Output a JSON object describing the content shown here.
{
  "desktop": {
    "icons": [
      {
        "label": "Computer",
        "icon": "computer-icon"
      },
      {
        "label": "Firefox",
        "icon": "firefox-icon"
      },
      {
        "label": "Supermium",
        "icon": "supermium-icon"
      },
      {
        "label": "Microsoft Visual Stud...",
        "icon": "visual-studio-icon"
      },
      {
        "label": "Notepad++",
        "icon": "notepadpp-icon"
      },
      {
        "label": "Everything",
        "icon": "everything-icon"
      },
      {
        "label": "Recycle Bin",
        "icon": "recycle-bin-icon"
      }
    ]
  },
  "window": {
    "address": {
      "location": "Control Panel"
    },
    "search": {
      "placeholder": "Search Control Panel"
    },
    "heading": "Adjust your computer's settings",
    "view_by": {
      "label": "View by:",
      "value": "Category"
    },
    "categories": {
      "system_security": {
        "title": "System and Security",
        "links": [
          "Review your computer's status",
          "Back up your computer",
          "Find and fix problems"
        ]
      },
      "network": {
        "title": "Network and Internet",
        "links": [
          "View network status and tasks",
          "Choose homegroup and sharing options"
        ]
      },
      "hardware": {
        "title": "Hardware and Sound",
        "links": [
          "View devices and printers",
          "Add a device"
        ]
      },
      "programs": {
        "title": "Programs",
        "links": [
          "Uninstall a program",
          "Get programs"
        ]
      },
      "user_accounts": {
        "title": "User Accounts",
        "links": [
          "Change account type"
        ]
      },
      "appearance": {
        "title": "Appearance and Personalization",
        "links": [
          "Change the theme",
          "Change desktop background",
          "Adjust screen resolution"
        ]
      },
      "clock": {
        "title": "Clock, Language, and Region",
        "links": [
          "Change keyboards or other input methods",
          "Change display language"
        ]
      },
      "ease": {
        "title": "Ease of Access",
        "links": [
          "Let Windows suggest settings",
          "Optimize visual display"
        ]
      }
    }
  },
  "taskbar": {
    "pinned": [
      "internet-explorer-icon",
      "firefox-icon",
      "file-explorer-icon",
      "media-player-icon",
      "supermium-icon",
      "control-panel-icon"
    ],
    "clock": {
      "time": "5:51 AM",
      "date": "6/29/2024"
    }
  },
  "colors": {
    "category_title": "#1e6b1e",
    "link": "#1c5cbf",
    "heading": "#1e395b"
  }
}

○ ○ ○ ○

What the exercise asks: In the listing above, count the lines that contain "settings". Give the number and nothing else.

Solution to this exercise: 2